After feeling that she had helped lay the infrastructure for a more balanced approach in sentencing, and facing personal financial hardship (including abruptly finding herself in a position of having to raise her children as a single mother), in 1992 Charlene answered an ad to join the HLGC.

When Charlene took over the moribund HLGC, she was asked to “come in and make it work.” Charlene would soon give it an animating idea and borrow R100 million (14 million USD), secured by a series of zero coupon bonds. It leveraged that capital and accessed international reinsurance, in the process creating its own captive insurance company. HLGC also became a registered and licensed short term specialist insurer, which would eventually achieve a AA+ (domestic scale) rating.

Charlene’s mind set is one that melds sustainable business with social needs and requirements. She believes that in the housing arena, “if you don’t pay you can’t stay, unless you can’t pay – in which case, we should do everything possible to try and resolve the issues. In terms of HIV – if you take responsibility for your HIV status and treatment if required, we should do everything we can to ensure that you remain housed when you are unable to pay your way because of your illness.” Charlene remains motivated by the fact that everything she does has an effect on somebody’s ability to own a house, get access to world class AIDS treatment, and hopefully, live a better life.

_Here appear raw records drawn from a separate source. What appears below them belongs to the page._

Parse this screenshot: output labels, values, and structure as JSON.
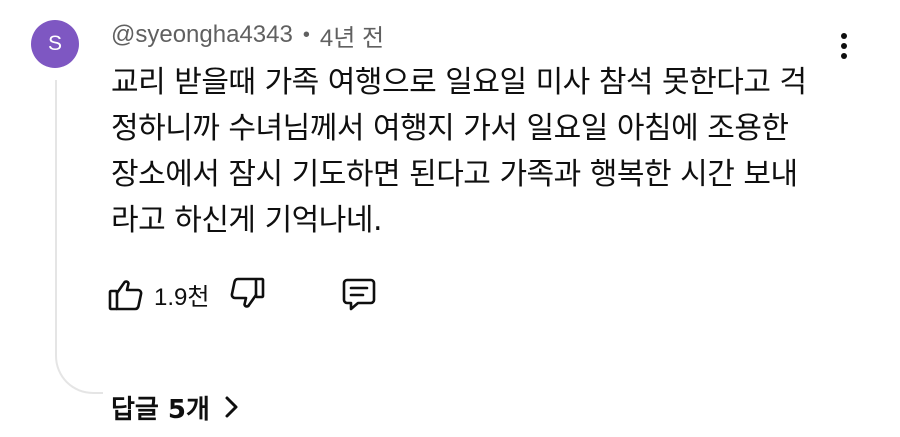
{
  "comment": {
    "avatar_initial": "S",
    "avatar_color": "#7e57c2",
    "author": "@syeongha4343",
    "separator": "•",
    "time": "4년 전",
    "text": "교리 받을때 가족 여행으로 일요일 미사 참석 못한다고 걱\n정하니까 수녀님께서 여행지 가서 일요일 아침에 조용한\n장소에서 잠시 기도하면 된다고 가족과 행복한 시간 보내\n라고 하신게 기억나네.",
    "like_count": "1.9천",
    "replies_label": "답글 5개"
  },
  "icons": {
    "like": "thumbs-up-icon",
    "dislike": "thumbs-down-icon",
    "reply": "comment-icon",
    "more": "more-vertical-icon",
    "expand": "chevron-right-icon"
  }
}
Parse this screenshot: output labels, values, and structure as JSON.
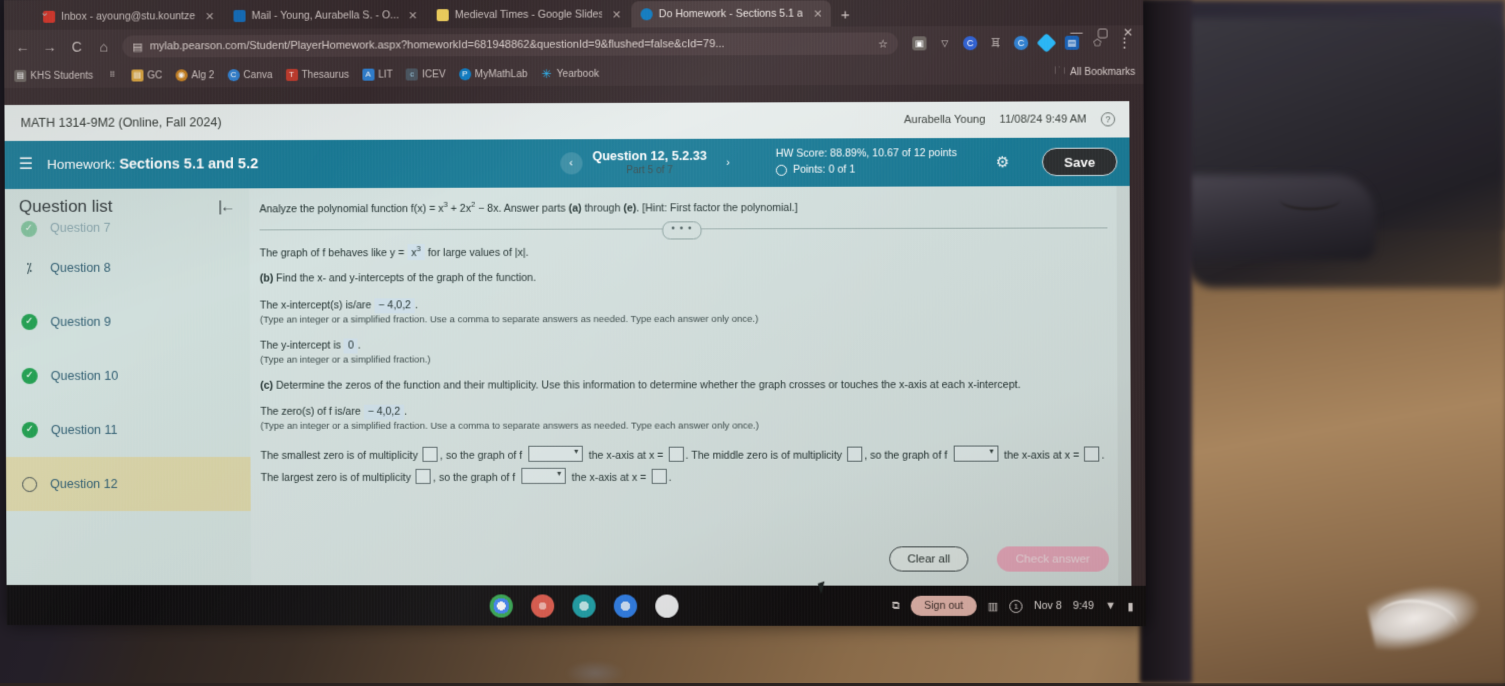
{
  "browser": {
    "tabs": [
      {
        "label": "Inbox - ayoung@stu.kountze",
        "favicon": "gmail-icon",
        "color": "#d93025",
        "active": false
      },
      {
        "label": "Mail - Young, Aurabella S. - O...",
        "favicon": "outlook-icon",
        "color": "#0f6cbd",
        "active": false
      },
      {
        "label": "Medieval Times - Google Slides",
        "favicon": "slides-icon",
        "color": "#f4b400",
        "active": false
      },
      {
        "label": "Do Homework - Sections 5.1 a",
        "favicon": "pearson-icon",
        "color": "#0d7cc4",
        "active": true
      }
    ],
    "new_tab_label": "+",
    "nav": {
      "back": "←",
      "forward": "→",
      "reload": "C",
      "home": "⌂"
    },
    "url": "mylab.pearson.com/Student/PlayerHomework.aspx?homeworkId=681948862&questionId=9&flushed=false&cId=79...",
    "star": "☆",
    "window_controls": {
      "minimize": "—",
      "maximize": "▢",
      "close": "✕"
    },
    "extensions": [
      {
        "name": "screenshot-extension-icon",
        "color": "#6b6460",
        "glyph": "▣"
      },
      {
        "name": "shield-extension-icon",
        "color": "#5d6b6a",
        "glyph": "▽"
      },
      {
        "name": "c-extension-icon",
        "color": "#2f5fd0",
        "glyph": "C"
      },
      {
        "name": "grammarly-extension-icon",
        "color": "#4a5560",
        "glyph": "耳"
      },
      {
        "name": "c2-extension-icon",
        "color": "#2f7fd0",
        "glyph": "C"
      },
      {
        "name": "diamond-extension-icon",
        "color": "#29b6f6",
        "glyph": "◆"
      },
      {
        "name": "office-extension-icon",
        "color": "#1a61b5",
        "glyph": "▤"
      },
      {
        "name": "pentagon-extension-icon",
        "color": "#5c5450",
        "glyph": "⬠"
      }
    ],
    "menu_glyph": "⋮",
    "bookmarks": [
      {
        "label": "KHS Students",
        "color": "#6b6460",
        "glyph": "▤"
      },
      {
        "label": "",
        "color": "#6b6460",
        "glyph": "⠿"
      },
      {
        "label": "GC",
        "color": "#d9a33d",
        "glyph": "▤"
      },
      {
        "label": "Alg 2",
        "color": "#c9811f",
        "glyph": "◉"
      },
      {
        "label": "Canva",
        "color": "#2f7fd0",
        "glyph": "C"
      },
      {
        "label": "Thesaurus",
        "color": "#c0392b",
        "glyph": "T"
      },
      {
        "label": "LIT",
        "color": "#2f7fd0",
        "glyph": "A"
      },
      {
        "label": "ICEV",
        "color": "#4a5560",
        "glyph": "c"
      },
      {
        "label": "MyMathLab",
        "color": "#0d7cc4",
        "glyph": "P"
      },
      {
        "label": "Yearbook",
        "color": "#29b6f6",
        "glyph": "✳"
      }
    ],
    "all_bookmarks_label": "All Bookmarks",
    "all_bookmarks_icon": "folder-icon"
  },
  "course": {
    "title": "MATH 1314-9M2 (Online, Fall 2024)",
    "student_name": "Aurabella Young",
    "timestamp": "11/08/24 9:49 AM",
    "help_glyph": "?"
  },
  "homework_bar": {
    "menu_glyph": "☰",
    "label": "Homework:",
    "title": "Sections 5.1 and 5.2",
    "prev_glyph": "‹",
    "next_glyph": "›",
    "question_label": "Question 12, 5.2.33",
    "part_label": "Part 5 of 7",
    "hw_score": "HW Score: 88.89%, 10.67 of 12 points",
    "points": "Points: 0 of 1",
    "gear_glyph": "⚙",
    "save_label": "Save",
    "accent_color": "#197a96"
  },
  "sidebar": {
    "title": "Question list",
    "collapse_glyph": "|←",
    "items": [
      {
        "label": "Question 7",
        "status": "check",
        "current": false,
        "cut": true
      },
      {
        "label": "Question 8",
        "status": "partial",
        "current": false,
        "cut": false
      },
      {
        "label": "Question 9",
        "status": "check",
        "current": false,
        "cut": false
      },
      {
        "label": "Question 10",
        "status": "check",
        "current": false,
        "cut": false
      },
      {
        "label": "Question 11",
        "status": "check",
        "current": false,
        "cut": false
      },
      {
        "label": "Question 12",
        "status": "open",
        "current": true,
        "cut": false
      }
    ],
    "highlight_color": "#d9d4a8"
  },
  "question": {
    "prompt_1": "Analyze the polynomial function f(x) = x",
    "prompt_exp1": "3",
    "prompt_2": " + 2x",
    "prompt_exp2": "2",
    "prompt_3": " − 8x. Answer parts ",
    "prompt_a": "(a)",
    "prompt_4": " through ",
    "prompt_e": "(e)",
    "prompt_5": ". [Hint: First factor the polynomial.]",
    "dots_glyph": "• • •",
    "behaves_1": "The graph of f behaves like y = ",
    "behaves_answer": "x",
    "behaves_exp": "3",
    "behaves_2": " for large values of |x|.",
    "part_b_label": "(b)",
    "part_b_text": " Find the x- and y-intercepts of the graph of the function.",
    "x_intercept_label": "The x-intercept(s) is/are ",
    "x_intercept_value": "− 4,0,2",
    "x_intercept_hint": "(Type an integer or a simplified fraction. Use a comma to separate answers as needed. Type each answer only once.)",
    "y_intercept_label": "The y-intercept is ",
    "y_intercept_value": "0",
    "y_intercept_hint": "(Type an integer or a simplified fraction.)",
    "part_c_label": "(c)",
    "part_c_text": " Determine the zeros of the function and their multiplicity. Use this information to determine whether the graph crosses or touches the x-axis at each x-intercept.",
    "zeros_label": "The zero(s) of f is/are ",
    "zeros_value": "− 4,0,2",
    "zeros_hint": "(Type an integer or a simplified fraction. Use a comma to separate answers as needed. Type each answer only once.)",
    "smallest_1": "The smallest zero is of multiplicity ",
    "smallest_2": ", so the graph of f ",
    "smallest_3": " the x-axis at x = ",
    "smallest_4": ". The middle zero is of multiplicity ",
    "middle_2": ", so the graph of f ",
    "middle_3": " the x-axis at x = ",
    "middle_4": ". The",
    "largest_1": "largest zero is of multiplicity ",
    "largest_2": ", so the graph of f ",
    "largest_3": " the x-axis at x = ",
    "largest_4": ".",
    "dropdown_value": "",
    "dropdown_caret": "▼",
    "clear_all_label": "Clear all",
    "check_answer_label": "Check answer"
  },
  "shelf": {
    "apps": [
      {
        "name": "chrome-app-icon",
        "color": "#4285f4"
      },
      {
        "name": "paint-app-icon",
        "color": "#e05a4c"
      },
      {
        "name": "slides-app-icon",
        "color": "#1aa0a8"
      },
      {
        "name": "docs-app-icon",
        "color": "#2b7de9"
      },
      {
        "name": "play-store-app-icon",
        "color": "#ffffff"
      }
    ],
    "screenshot_glyph": "⧉",
    "sign_out_label": "Sign out",
    "status_glyph": "▥",
    "notification_glyph": "1",
    "date": "Nov 8",
    "time": "9:49",
    "wifi_glyph": "▼",
    "battery_glyph": "▮"
  }
}
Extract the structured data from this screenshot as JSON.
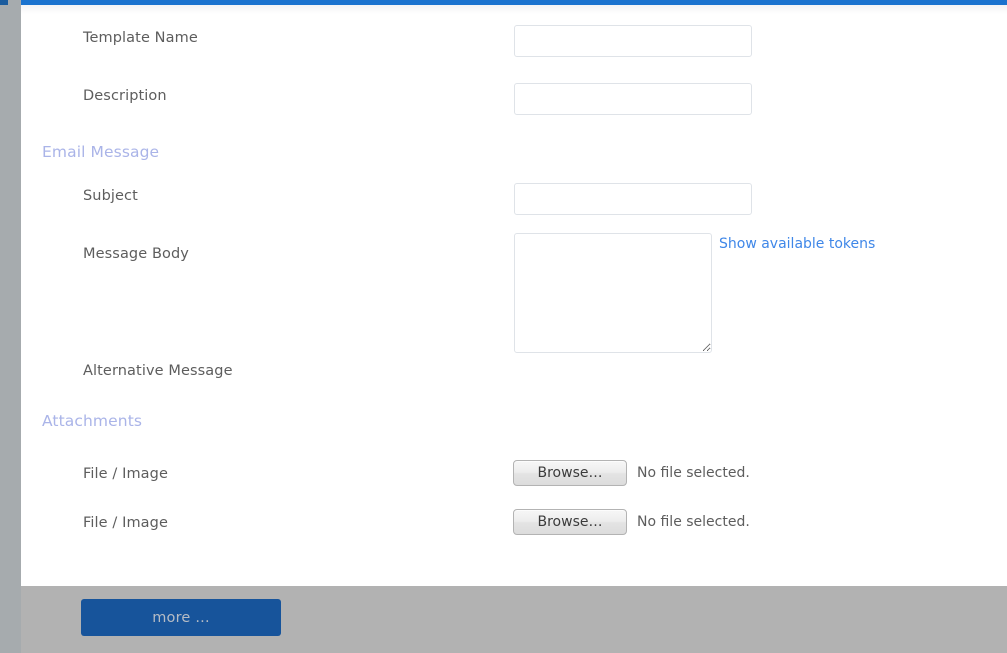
{
  "accent_colors": {
    "top_bar_blue": "#1a73cf",
    "section_header_blue": "#aab4e8",
    "link_blue": "#3f87e8",
    "primary_button_blue": "#17549b",
    "footer_gray": "#b2b2b2",
    "gutter_gray": "#a6abae"
  },
  "form": {
    "rows": [
      {
        "type": "text",
        "label": "Template Name",
        "value": "",
        "placeholder": ""
      },
      {
        "type": "text",
        "label": "Description",
        "value": "",
        "placeholder": ""
      },
      {
        "type": "section",
        "label": "Email Message"
      },
      {
        "type": "text",
        "label": "Subject",
        "value": "",
        "placeholder": ""
      },
      {
        "type": "textarea",
        "label": "Message Body",
        "value": "",
        "placeholder": "",
        "link_label": "Show available tokens"
      },
      {
        "type": "label-only",
        "label": "Alternative Message"
      },
      {
        "type": "section",
        "label": "Attachments"
      },
      {
        "type": "file",
        "label": "File / Image",
        "button_label": "Browse…",
        "status": "No file selected."
      },
      {
        "type": "file",
        "label": "File / Image",
        "button_label": "Browse…",
        "status": "No file selected."
      }
    ]
  },
  "footer": {
    "more_button_label": "more ..."
  }
}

Charlene has twice received the National Housing Person of the Year Award.